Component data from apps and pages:
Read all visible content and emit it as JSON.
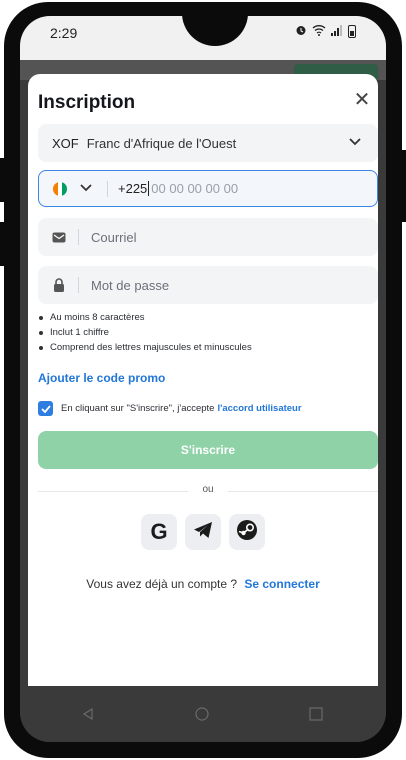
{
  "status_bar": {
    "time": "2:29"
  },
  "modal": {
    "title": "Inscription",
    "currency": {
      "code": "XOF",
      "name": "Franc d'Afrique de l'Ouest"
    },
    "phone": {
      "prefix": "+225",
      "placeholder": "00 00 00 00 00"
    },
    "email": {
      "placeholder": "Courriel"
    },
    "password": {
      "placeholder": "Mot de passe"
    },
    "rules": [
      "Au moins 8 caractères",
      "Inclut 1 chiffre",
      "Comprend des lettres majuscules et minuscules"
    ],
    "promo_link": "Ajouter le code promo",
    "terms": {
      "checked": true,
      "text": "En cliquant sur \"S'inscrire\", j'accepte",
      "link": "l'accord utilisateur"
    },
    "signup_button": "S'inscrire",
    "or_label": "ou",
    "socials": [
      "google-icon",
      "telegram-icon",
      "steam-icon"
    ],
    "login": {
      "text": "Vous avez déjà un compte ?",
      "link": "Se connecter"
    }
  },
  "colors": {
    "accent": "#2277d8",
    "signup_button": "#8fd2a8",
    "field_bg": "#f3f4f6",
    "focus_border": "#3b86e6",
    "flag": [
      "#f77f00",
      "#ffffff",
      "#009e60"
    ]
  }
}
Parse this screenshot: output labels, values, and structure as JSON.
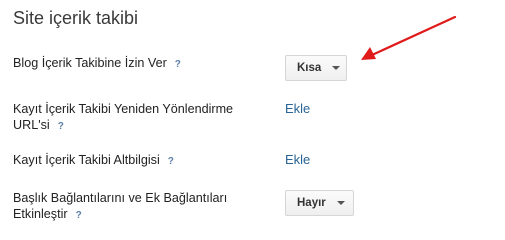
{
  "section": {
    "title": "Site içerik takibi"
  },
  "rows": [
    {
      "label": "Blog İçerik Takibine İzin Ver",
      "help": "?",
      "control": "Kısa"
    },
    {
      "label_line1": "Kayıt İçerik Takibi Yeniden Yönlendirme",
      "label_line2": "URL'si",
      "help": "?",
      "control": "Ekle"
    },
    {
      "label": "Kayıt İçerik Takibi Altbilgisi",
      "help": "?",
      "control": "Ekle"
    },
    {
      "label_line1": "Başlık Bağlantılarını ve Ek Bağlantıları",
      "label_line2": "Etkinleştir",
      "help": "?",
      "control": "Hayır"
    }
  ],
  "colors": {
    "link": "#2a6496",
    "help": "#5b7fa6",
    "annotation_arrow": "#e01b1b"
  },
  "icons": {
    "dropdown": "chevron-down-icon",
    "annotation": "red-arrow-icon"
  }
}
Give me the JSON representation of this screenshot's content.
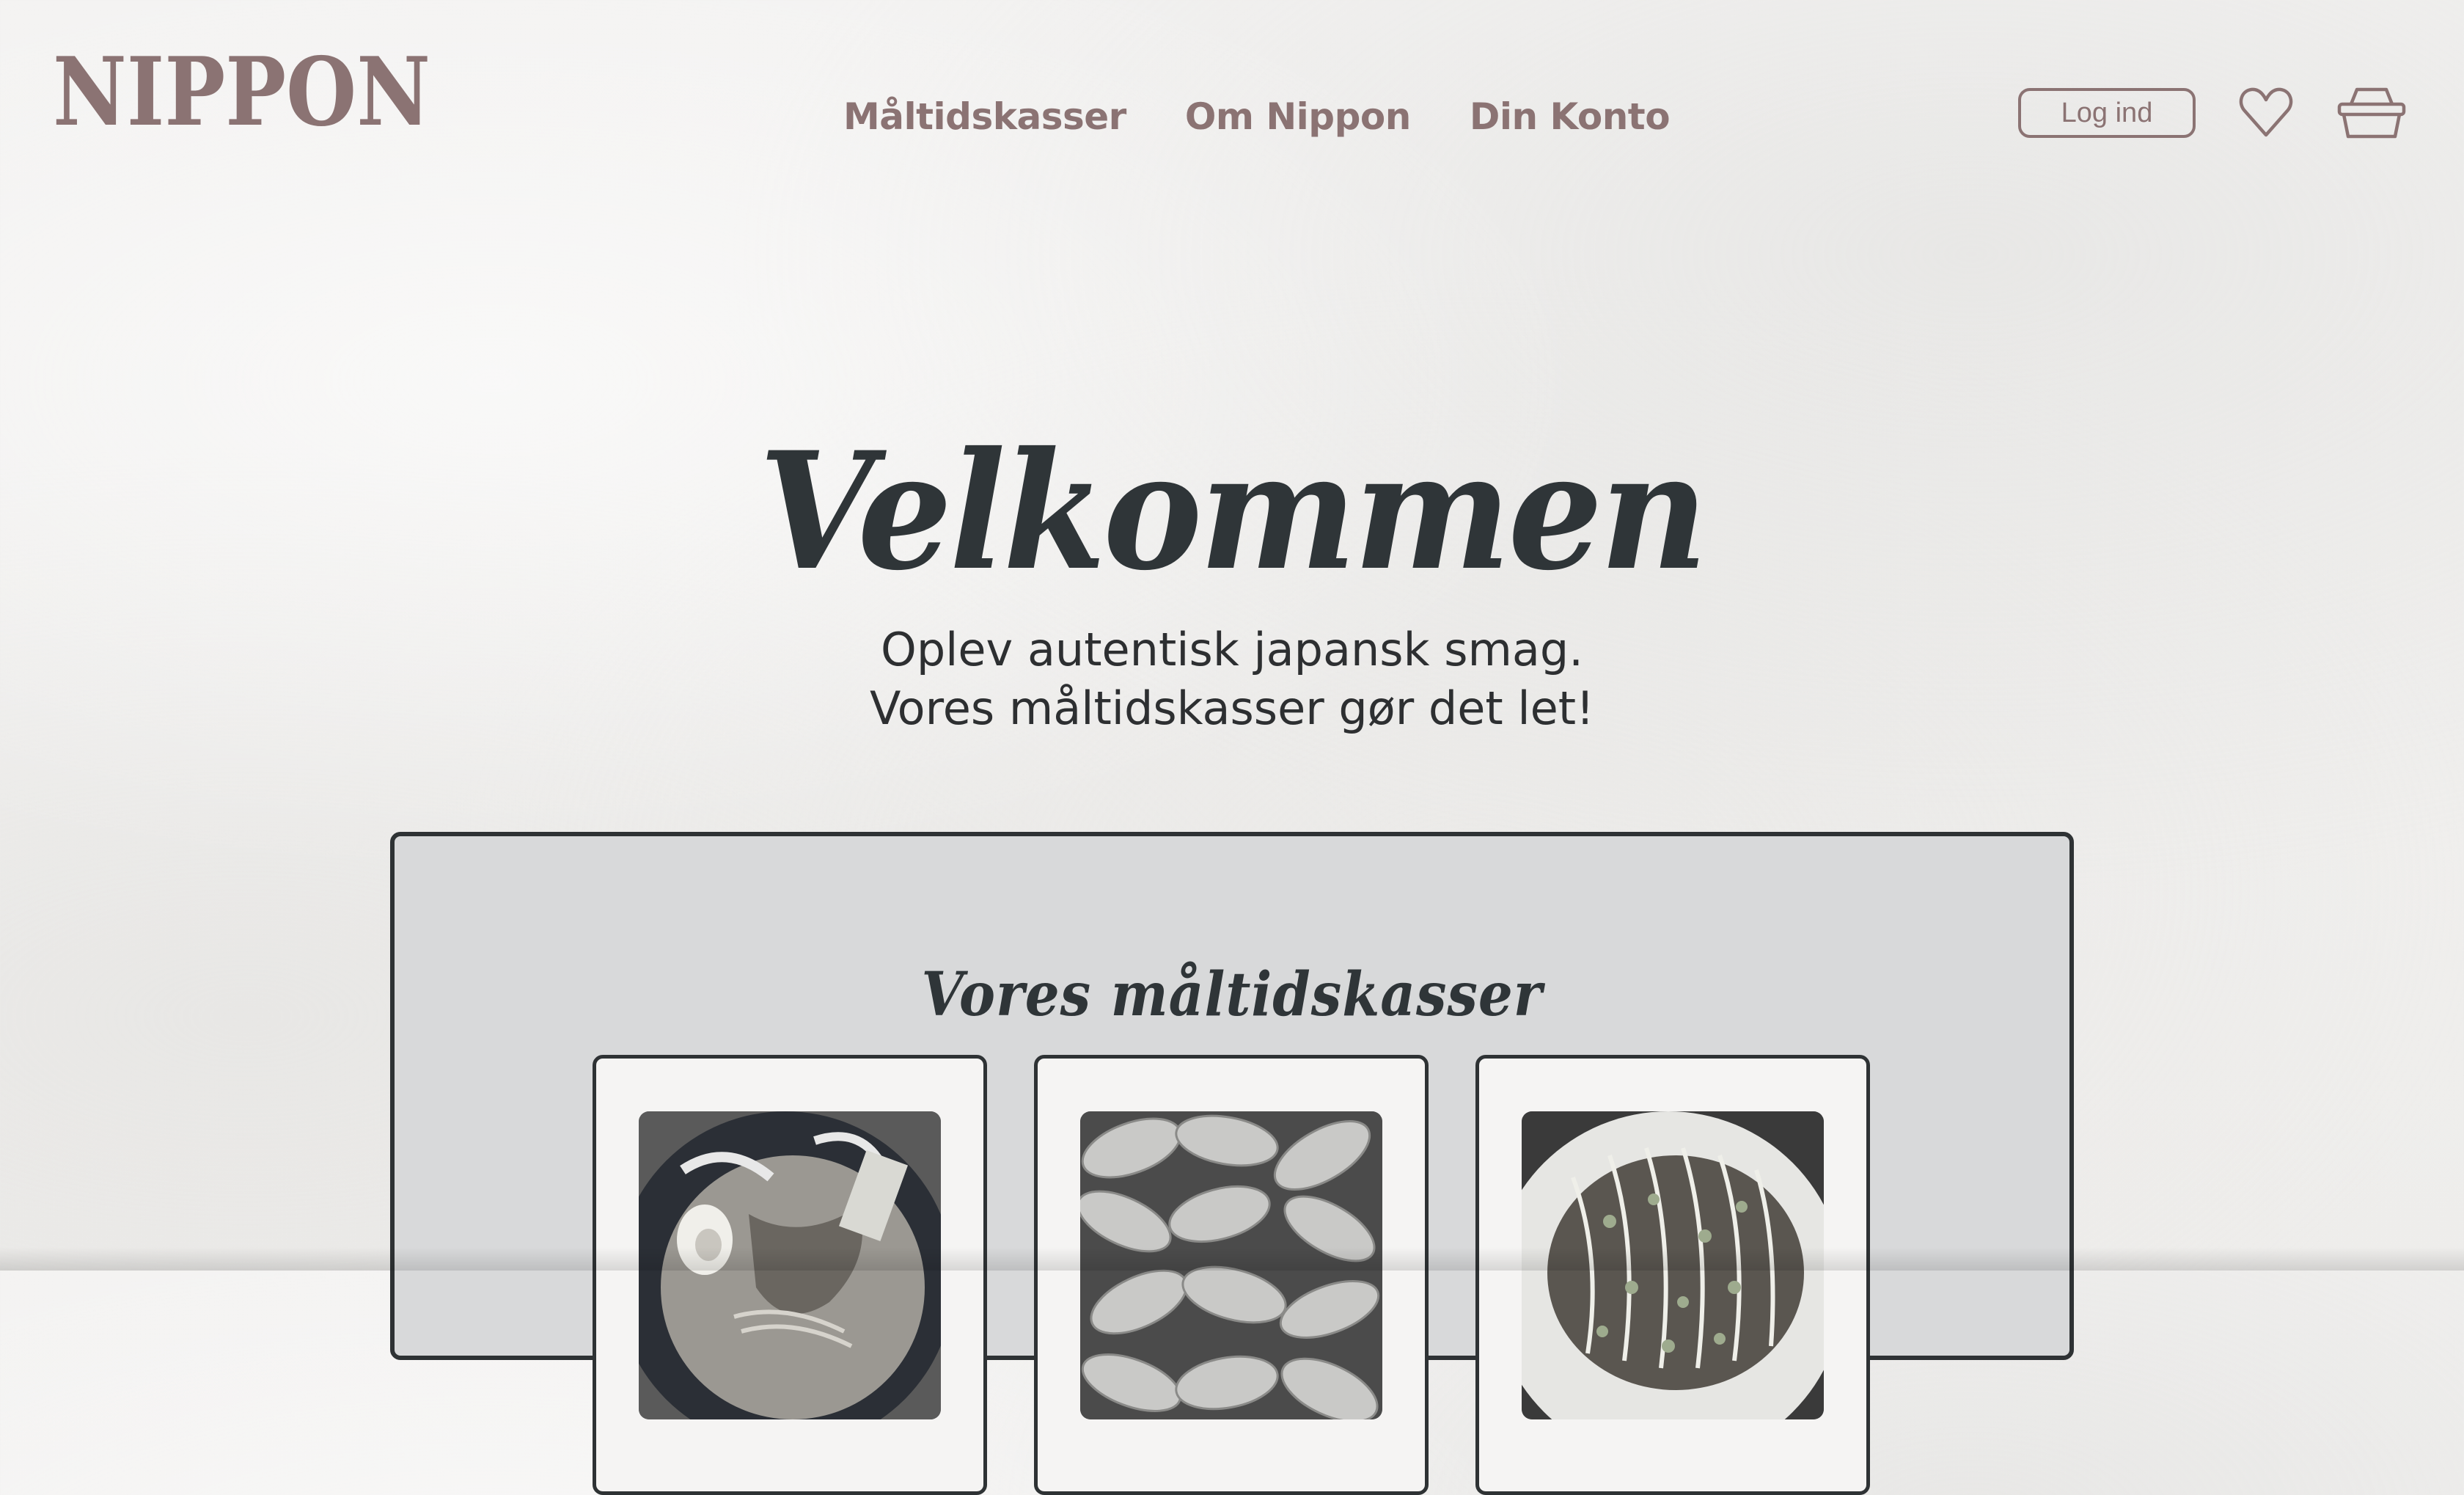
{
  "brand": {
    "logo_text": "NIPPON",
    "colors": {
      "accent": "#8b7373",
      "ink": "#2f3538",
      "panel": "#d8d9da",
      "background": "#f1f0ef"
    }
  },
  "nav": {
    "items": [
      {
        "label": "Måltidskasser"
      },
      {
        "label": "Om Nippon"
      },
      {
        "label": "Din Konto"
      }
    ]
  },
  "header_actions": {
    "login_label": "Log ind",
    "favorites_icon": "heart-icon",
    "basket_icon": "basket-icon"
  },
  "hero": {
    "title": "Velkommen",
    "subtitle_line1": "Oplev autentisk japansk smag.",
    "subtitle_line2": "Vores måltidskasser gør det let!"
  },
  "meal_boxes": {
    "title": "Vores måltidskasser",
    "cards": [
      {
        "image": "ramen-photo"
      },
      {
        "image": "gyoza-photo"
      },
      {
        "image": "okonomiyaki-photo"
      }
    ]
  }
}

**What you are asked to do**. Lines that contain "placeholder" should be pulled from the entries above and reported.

**Result of the task**.
      "placeholder": "00 00 00 00 00"
      "placeholder": "Courriel"
      "placeholder": "Mot de passe"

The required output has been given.